The court also agreed with the plaintiffs that the risk factor requirement imposed an undue burden on the choice to have an abortion. The relevant class, the court decided, included all women who had chosen to seek an abortion. Furthermore the court decided the requirement imposed a substantial burden on the right to choose abortion. The law required physicians to search through an impossibly vast universe of medical literature, and imposed liability on them if they failed to find any risk factor mentioned anywhere and disclose that factor to a patient. The law would discourage physicians from performing abortions, and therefore created a substantial burden on the right to choose an abortion. The law was a substantial obstacle to choosing abortion in a “large fraction” of the relevant cases because it would apply to every single abortion and subject physicians to the risk of liability for every single abortion.
Having found that the plaintiffs could likely show that the challenged provisions were unconstitutional, the court found that two subsections of the law could be severed from the unconstitutional sections, but that the rest would be enjoined if remaining requirements for a preliminary injunction could be met.
The court quickly concluded that the plaintiffs risked irreparable harm if they did not receive a preliminary injunction. The court recalled, “Constitutional violations, however brief, are unquestionably irreparable.”
The court also concluded that the plaintiffs risked a greater harm from an improperly withheld injunction than the defendants risked from an improperly granted one. The plaintiffs risked a violation of the personal liberty interests. The defendants only risked being delayed in carrying out their official duties.
And finally, the court held that the public interest was served by issuing an injunction. The court cited the public interest in protecting the right to choose abortion and the interest in assuring the supremacy of the Constitution. The public interest in enforcing state laws is important, but less so than the interest in protecting the Constitution and the rights it provides.
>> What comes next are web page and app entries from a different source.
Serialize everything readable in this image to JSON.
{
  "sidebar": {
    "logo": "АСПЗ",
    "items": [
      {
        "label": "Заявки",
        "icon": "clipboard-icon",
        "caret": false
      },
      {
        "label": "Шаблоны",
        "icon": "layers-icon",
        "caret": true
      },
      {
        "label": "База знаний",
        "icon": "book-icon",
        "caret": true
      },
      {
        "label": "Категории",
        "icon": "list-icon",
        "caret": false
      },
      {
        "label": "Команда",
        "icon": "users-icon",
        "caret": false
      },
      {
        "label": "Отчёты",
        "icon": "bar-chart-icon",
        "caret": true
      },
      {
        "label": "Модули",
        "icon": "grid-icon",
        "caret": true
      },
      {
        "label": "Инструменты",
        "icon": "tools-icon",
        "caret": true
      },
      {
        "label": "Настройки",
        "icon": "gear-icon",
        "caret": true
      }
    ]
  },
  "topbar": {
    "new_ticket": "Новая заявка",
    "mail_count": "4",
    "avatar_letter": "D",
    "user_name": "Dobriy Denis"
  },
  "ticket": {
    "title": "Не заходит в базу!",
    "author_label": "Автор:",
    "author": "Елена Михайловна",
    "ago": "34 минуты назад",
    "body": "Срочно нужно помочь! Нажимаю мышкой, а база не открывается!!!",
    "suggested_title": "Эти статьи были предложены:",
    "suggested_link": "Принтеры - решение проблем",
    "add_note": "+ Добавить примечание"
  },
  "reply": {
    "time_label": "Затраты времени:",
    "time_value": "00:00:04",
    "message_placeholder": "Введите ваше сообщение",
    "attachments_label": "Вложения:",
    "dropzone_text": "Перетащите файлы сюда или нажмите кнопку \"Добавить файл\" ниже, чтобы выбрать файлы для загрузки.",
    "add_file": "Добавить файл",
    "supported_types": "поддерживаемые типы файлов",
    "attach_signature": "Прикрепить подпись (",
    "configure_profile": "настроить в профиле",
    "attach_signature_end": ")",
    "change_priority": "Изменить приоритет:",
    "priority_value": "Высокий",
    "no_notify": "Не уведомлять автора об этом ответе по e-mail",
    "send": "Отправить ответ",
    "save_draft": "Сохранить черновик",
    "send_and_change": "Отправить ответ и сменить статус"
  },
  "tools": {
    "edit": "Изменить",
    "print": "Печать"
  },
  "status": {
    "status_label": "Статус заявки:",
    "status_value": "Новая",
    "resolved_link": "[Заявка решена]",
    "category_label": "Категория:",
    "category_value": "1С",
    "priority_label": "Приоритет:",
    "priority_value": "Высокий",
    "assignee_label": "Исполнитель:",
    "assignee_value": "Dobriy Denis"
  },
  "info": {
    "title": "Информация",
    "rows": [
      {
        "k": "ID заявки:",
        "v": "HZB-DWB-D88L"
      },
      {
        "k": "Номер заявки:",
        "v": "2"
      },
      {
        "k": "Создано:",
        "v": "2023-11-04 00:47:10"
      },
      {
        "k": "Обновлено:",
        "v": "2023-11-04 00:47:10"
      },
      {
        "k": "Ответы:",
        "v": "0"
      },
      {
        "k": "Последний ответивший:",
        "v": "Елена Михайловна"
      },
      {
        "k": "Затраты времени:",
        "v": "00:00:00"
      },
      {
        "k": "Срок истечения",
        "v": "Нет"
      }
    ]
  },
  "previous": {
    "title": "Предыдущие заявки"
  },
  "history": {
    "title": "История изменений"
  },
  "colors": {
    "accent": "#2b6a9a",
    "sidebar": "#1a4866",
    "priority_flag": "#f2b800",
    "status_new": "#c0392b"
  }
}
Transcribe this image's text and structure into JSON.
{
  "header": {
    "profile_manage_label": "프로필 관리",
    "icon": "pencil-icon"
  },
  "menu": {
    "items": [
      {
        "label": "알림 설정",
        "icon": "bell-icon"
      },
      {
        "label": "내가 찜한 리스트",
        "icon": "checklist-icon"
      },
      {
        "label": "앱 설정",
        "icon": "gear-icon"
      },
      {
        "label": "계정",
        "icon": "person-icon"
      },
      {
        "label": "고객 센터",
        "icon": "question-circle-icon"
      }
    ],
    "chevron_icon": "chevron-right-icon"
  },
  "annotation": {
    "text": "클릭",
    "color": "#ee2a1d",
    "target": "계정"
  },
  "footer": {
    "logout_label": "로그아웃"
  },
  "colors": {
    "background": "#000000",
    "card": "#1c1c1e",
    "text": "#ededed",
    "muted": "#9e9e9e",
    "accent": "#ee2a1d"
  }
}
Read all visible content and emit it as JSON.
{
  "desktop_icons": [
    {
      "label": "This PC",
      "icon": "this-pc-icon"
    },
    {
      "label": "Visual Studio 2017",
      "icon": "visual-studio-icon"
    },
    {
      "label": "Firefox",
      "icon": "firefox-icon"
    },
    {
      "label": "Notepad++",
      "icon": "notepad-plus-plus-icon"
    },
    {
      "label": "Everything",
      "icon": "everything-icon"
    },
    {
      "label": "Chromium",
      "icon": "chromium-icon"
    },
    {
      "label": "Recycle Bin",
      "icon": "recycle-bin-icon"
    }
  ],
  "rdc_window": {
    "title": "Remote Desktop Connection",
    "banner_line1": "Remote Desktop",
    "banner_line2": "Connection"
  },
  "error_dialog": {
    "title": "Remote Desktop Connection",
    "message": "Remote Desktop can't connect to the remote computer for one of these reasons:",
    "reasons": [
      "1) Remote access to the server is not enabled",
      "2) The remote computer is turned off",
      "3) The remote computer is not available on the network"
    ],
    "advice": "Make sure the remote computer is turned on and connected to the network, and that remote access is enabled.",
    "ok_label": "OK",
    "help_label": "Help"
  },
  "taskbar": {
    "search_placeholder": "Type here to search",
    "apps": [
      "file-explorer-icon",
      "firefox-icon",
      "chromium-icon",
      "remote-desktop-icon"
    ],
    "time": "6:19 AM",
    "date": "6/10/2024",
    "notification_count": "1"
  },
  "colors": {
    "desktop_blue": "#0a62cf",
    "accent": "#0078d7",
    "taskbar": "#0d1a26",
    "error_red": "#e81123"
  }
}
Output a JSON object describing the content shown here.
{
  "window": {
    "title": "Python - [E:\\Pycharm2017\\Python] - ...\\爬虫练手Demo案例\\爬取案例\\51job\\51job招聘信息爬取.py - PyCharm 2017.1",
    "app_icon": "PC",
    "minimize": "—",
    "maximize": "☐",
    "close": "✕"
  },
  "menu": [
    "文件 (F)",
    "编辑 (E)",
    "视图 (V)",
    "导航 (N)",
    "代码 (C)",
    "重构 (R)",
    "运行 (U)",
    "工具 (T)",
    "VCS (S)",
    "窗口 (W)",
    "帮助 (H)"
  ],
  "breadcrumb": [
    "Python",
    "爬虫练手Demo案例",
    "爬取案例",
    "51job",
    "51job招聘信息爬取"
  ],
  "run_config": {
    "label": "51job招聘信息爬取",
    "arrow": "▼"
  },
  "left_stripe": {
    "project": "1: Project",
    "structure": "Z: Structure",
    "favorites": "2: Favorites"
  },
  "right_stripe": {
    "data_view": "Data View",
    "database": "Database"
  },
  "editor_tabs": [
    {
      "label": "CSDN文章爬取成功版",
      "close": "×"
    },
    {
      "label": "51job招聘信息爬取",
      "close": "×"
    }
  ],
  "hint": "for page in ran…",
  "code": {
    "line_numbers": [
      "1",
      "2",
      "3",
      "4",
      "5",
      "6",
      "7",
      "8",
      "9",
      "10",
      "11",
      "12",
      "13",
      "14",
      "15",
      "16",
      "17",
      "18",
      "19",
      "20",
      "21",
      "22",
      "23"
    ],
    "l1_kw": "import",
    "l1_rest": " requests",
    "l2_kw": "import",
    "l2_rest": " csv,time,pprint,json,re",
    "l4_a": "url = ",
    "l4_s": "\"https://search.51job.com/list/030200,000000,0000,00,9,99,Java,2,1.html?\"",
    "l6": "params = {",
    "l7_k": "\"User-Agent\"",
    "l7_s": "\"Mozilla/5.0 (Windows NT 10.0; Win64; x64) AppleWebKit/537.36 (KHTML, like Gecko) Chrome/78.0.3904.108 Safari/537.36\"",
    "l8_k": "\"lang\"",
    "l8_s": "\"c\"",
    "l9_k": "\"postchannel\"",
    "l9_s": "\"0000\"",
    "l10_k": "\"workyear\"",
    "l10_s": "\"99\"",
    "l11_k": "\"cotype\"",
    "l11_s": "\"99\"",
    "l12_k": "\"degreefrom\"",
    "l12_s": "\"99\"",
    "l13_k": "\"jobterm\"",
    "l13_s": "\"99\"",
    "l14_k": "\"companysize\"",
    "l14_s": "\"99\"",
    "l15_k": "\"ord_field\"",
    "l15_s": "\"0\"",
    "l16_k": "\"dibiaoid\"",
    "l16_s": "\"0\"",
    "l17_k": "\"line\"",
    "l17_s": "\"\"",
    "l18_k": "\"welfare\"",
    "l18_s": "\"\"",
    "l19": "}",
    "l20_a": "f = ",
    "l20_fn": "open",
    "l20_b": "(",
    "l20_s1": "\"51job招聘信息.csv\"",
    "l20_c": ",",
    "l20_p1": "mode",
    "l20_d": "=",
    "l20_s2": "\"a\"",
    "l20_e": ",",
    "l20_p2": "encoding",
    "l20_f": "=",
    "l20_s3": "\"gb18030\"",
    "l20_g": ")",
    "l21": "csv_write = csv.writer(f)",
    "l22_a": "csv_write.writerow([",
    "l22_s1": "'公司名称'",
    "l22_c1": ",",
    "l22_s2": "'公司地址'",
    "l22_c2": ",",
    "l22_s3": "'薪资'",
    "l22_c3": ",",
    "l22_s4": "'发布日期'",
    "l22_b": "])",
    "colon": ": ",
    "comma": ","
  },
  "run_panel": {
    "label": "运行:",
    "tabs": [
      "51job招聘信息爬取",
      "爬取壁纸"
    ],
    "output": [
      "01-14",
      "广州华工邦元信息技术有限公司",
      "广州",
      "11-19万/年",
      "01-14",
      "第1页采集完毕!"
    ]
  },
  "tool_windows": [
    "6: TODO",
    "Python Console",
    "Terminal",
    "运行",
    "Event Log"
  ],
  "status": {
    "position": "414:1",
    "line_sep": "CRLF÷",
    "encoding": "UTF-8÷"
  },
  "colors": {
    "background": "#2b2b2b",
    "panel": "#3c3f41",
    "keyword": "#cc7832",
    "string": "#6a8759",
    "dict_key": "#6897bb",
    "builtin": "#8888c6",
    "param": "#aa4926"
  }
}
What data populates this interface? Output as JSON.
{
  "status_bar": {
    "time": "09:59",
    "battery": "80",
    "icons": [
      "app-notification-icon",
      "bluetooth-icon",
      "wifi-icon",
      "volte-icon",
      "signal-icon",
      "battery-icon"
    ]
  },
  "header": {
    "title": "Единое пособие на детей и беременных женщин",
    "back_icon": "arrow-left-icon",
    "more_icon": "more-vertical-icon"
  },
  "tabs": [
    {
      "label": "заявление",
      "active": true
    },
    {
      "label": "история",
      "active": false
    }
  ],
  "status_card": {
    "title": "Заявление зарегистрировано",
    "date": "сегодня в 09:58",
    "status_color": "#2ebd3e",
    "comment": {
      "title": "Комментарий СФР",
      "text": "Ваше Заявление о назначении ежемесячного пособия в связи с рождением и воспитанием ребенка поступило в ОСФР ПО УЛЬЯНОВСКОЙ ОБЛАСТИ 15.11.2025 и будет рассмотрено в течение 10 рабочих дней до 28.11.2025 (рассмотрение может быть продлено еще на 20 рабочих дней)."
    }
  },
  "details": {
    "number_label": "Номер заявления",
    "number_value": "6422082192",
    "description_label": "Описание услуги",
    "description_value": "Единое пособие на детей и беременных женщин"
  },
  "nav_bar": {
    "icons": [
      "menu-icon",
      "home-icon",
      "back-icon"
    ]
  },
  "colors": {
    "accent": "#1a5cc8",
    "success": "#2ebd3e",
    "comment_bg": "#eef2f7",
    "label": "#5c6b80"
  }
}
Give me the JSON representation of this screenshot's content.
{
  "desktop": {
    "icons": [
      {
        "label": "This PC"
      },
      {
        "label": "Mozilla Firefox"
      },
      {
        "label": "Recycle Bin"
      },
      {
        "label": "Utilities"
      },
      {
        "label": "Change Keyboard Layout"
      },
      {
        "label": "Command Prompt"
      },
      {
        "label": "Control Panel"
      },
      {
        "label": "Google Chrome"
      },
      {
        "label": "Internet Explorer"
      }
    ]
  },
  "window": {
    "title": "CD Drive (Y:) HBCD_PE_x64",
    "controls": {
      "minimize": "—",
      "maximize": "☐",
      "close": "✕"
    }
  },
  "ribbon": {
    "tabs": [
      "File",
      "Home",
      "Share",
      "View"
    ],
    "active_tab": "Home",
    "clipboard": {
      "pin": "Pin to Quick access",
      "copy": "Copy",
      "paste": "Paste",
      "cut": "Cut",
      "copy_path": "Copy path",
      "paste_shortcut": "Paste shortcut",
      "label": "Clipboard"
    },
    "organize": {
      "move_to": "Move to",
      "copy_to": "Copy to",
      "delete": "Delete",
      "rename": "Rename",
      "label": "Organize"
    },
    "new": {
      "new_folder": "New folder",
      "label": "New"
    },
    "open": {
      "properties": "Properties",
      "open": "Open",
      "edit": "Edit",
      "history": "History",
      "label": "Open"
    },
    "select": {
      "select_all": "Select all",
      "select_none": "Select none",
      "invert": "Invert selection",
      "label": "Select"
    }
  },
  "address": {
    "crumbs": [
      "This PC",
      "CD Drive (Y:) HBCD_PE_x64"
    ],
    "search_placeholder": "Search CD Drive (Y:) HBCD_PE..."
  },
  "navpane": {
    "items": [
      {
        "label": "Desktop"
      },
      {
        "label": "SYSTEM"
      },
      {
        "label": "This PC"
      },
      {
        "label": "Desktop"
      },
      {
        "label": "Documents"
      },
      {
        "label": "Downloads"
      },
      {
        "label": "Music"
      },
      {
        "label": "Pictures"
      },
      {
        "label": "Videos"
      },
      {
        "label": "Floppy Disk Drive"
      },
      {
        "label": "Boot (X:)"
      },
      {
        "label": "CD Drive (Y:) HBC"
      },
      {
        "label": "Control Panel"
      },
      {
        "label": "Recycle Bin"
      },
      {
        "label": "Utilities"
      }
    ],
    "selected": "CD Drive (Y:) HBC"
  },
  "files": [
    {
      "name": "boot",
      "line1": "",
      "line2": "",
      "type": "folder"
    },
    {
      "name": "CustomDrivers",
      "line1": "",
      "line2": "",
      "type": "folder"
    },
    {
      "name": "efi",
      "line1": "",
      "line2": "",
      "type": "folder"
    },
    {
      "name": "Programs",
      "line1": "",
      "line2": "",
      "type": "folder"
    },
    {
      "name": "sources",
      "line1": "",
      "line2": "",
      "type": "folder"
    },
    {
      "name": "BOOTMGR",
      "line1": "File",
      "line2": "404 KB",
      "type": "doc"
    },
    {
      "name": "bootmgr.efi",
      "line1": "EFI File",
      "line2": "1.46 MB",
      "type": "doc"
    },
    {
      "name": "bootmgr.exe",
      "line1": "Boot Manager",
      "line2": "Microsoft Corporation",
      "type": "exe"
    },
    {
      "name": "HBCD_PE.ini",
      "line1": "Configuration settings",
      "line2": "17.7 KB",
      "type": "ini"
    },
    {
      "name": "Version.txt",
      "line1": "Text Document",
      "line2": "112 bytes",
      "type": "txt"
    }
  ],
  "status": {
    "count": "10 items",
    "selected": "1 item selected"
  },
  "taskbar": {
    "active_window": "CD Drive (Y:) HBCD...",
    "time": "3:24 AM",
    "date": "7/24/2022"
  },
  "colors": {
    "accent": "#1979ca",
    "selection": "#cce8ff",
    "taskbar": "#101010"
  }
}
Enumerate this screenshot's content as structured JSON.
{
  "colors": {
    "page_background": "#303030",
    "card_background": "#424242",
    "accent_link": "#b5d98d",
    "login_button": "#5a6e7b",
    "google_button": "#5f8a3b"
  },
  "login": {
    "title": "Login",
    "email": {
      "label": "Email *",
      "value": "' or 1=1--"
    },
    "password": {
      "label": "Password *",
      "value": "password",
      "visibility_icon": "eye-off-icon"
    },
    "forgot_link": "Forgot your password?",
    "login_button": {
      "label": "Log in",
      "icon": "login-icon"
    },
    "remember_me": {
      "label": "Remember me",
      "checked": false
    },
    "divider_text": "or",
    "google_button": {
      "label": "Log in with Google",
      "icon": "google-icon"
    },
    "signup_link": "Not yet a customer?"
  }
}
The court entered its order giving a preliminary injunction against the enforcement of South Dakota’s anti-abortion statute.